Not all historical dramas are about famous people and events, however. Some are about the everyday lives of ordinary people in the past.
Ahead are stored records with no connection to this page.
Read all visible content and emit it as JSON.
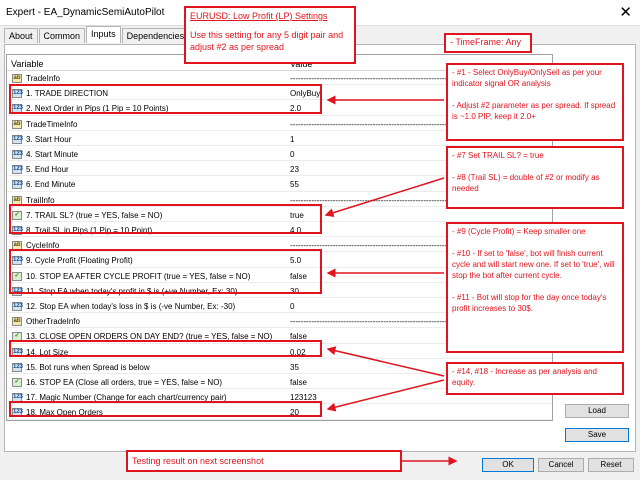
{
  "window": {
    "title": "Expert - EA_DynamicSemiAutoPilot",
    "close_glyph": "✕"
  },
  "tabs": [
    "About",
    "Common",
    "Inputs",
    "Dependencies"
  ],
  "grid": {
    "col_variable": "Variable",
    "col_value": "Value",
    "rows": [
      {
        "icon": "ab",
        "var": "TradeInfo",
        "val": "-----------------------------------------------------------Enter TRADE Info----------------------------------------------------"
      },
      {
        "icon": "n",
        "var": "1. TRADE DIRECTION",
        "val": "OnlyBuy"
      },
      {
        "icon": "n",
        "var": "2. Next Order in Pips (1 Pip = 10 Points)",
        "val": "2.0"
      },
      {
        "icon": "ab",
        "var": "TradeTimeInfo",
        "val": "-----------------------------------------------------------Enter TRADE TIME Info----------------------------------------------"
      },
      {
        "icon": "n",
        "var": "3. Start Hour",
        "val": "1"
      },
      {
        "icon": "n",
        "var": "4. Start Minute",
        "val": "0"
      },
      {
        "icon": "n",
        "var": "5. End Hour",
        "val": "23"
      },
      {
        "icon": "n",
        "var": "6. End Minute",
        "val": "55"
      },
      {
        "icon": "ab",
        "var": "TrailInfo",
        "val": "-----------------------------------------------------------Enter TRAILING STOPLOSS Info----------------------------------------"
      },
      {
        "icon": "b",
        "var": "7. TRAIL SL? (true = YES, false = NO)",
        "val": "true"
      },
      {
        "icon": "n",
        "var": "8. Trail SL in Pips (1 Pip = 10 Point)",
        "val": "4.0"
      },
      {
        "icon": "ab",
        "var": "CycleInfo",
        "val": "-----------------------------------------------------------Enter CYCLE Info-------------------------------------------------------"
      },
      {
        "icon": "n",
        "var": "9. Cycle Profit (Floating Profit)",
        "val": "5.0"
      },
      {
        "icon": "b",
        "var": "10. STOP EA AFTER CYCLE PROFIT (true = YES, false = NO)",
        "val": "false"
      },
      {
        "icon": "n",
        "var": "11. Stop EA when today's profit in $ is (+ve Number, Ex: 30)",
        "val": "30"
      },
      {
        "icon": "n",
        "var": "12. Stop EA when today's loss in $ is (-ve Number, Ex: -30)",
        "val": "0"
      },
      {
        "icon": "ab",
        "var": "OtherTradeInfo",
        "val": "-----------------------------------------------------------Enter OTHER TRADE Info------------------------------------------------"
      },
      {
        "icon": "b",
        "var": "13. CLOSE OPEN ORDERS ON DAY END? (true = YES, false = NO)",
        "val": "false"
      },
      {
        "icon": "n",
        "var": "14. Lot Size",
        "val": "0.02"
      },
      {
        "icon": "n",
        "var": "15. Bot runs when Spread is below",
        "val": "35"
      },
      {
        "icon": "b",
        "var": "16. STOP EA (Close all orders, true = YES, false = NO)",
        "val": "false"
      },
      {
        "icon": "n",
        "var": "17. Magic Number (Change for each chart/currency pair)",
        "val": "123123"
      },
      {
        "icon": "n",
        "var": "18. Max Open Orders",
        "val": "20"
      }
    ]
  },
  "buttons": {
    "load": "Load",
    "save": "Save",
    "ok": "OK",
    "cancel": "Cancel",
    "reset": "Reset"
  },
  "callouts": {
    "settings_title": "EURUSD: Low Profit (LP) Settings",
    "settings_body": "Use this setting for any 5 digit pair and adjust #2 as per spread",
    "timeframe": "- TimeFrame: Any",
    "note_1_2": "- #1 - Select OnlyBuy/OnlySell as per your indicator signal OR analysis\n\n- Adjust #2 parameter as per spread. If spread is ~1.0 PIP, keep it 2.0+",
    "note_7_8": "- #7 Set TRAIL SL? = true\n\n- #8 (Trail SL) = double of #2 or modify as needed",
    "note_9_11": "- #9 (Cycle Profit) = Keep smaller one\n\n- #10 - If set to 'false', bot will finish current cycle and will start new one. If set to 'true', will stop the bot after current cycle.\n\n- #11 - Bot will stop for the day once today's profit increases to 30$.",
    "note_14_18": "- #14, #18 - Increase as per analysis and equity.",
    "testing": "Testing result on next screenshot"
  }
}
In Mel Gibson's Apocalypto we see what life was like in the Mayan civilization of Central America before Spanish colonization, and in Rolf de Heer's Ten Canoes we see how indigenous Australians lived before their country was colonized by the British, while in a series of three films called The Apu Trilogy by Indian director Satyajit Ray we see what life was like in a poor Indian village in the 1910s.

Watching films like these is a great way to learn about life in the past, and you will find many more highly-rated historical dramas in the list below.

Recommended historical movies

ancient (adjective): very old or from a very long time ago - We're studying the ancient civilizations of India this week.

anti-war film (noun): a film that shows how terrible war really is - Mum made us watch some anti-war films after she caught us playing war games.

civil rights (noun): freedom and equality for all races, genders, classes, etc - They were attacked during a civil rights march.

colonize (verb): to take control of a foreign land and live there - They colonized our land, made us slaves, and stole everything we had.

empire (noun): a large group of foreign lands colonized by one country - The loss of the Thirteen Colonies was a big blow to the British Empire.

epic (noun): a long and spectacular film about famous events in history - Some epics are great, but others are just long and boring.

fascist (adjective): very right-wing, racist and militaristic - Hitler, Franco and Mussolini were fascist dictators, weren't they?

glorify (verb): to make something seem great while hiding its bad side - We don't let our kids watch movies that glorify violence.

historical drama (noun): a drama that's set in the past - I love historical dramas that show what life was really like.

indigenous people (noun): the original owners of colonized lands - Are indigenous people being treated any better these days?

massacre (noun): the brutal killing of many people - Genghis Khan was responsible for many massacres.

monarch (noun): royal head of state, like a king, queen, emperor, etc - How many monarchs are there in Europe?

Native American (noun): an indigenous American - She lives in New York, but she's never met a Native American.

outlaw (noun): someone who breaks the law - In those old Westerns, the outlaws were the guys in black hats.

portray (verb): to show something in a particular way - Why did they portray women as being so weak and afraid all the time?

remake (noun): a new version of an existing movie - She likes the original French movie better than the American remake.

repression (noun): the use of violence or force to control people - Brutal repression by soldiers still didn't stop the protests.

reservation (noun): an area Native Americans were restricted to - They were forced to live on reservations far from home.

revisionist Western (noun): a Western expressing modern views - Revisionist Westerns were pretty popular in the 70s.

revolution (noun): a successful uprising that forms a new political system - The French Revolution was too violent, so it didn't end well.

samurai film (noun): a Japanese drama about samurai warriors - My cousin's a huge fan of those old samurai films.

savage (noun): a cruel, violent and uncivilized person - Why did they call Native Americans "savages" in those old movies?

score (noun): music written for a film - Who's composing the score for your next film?

sheriff (noun): the most senior police officer in a US town - The sheriff gets the outlaw in the end, of course.

Spaghetti Western (noun): a subgenre of Westerns made by Italian directors - I loved Spaghetti Westerns when I was a kid.

uprising (noun): an attempt to bring down a government - There wouldn't have been an uprising if they'd treated everyone better.

Western (noun): a cowboy movie about the old American West - I used to have an old cowboy hat that I wore while watching Westerns on TV.

Contributor: Matt Errey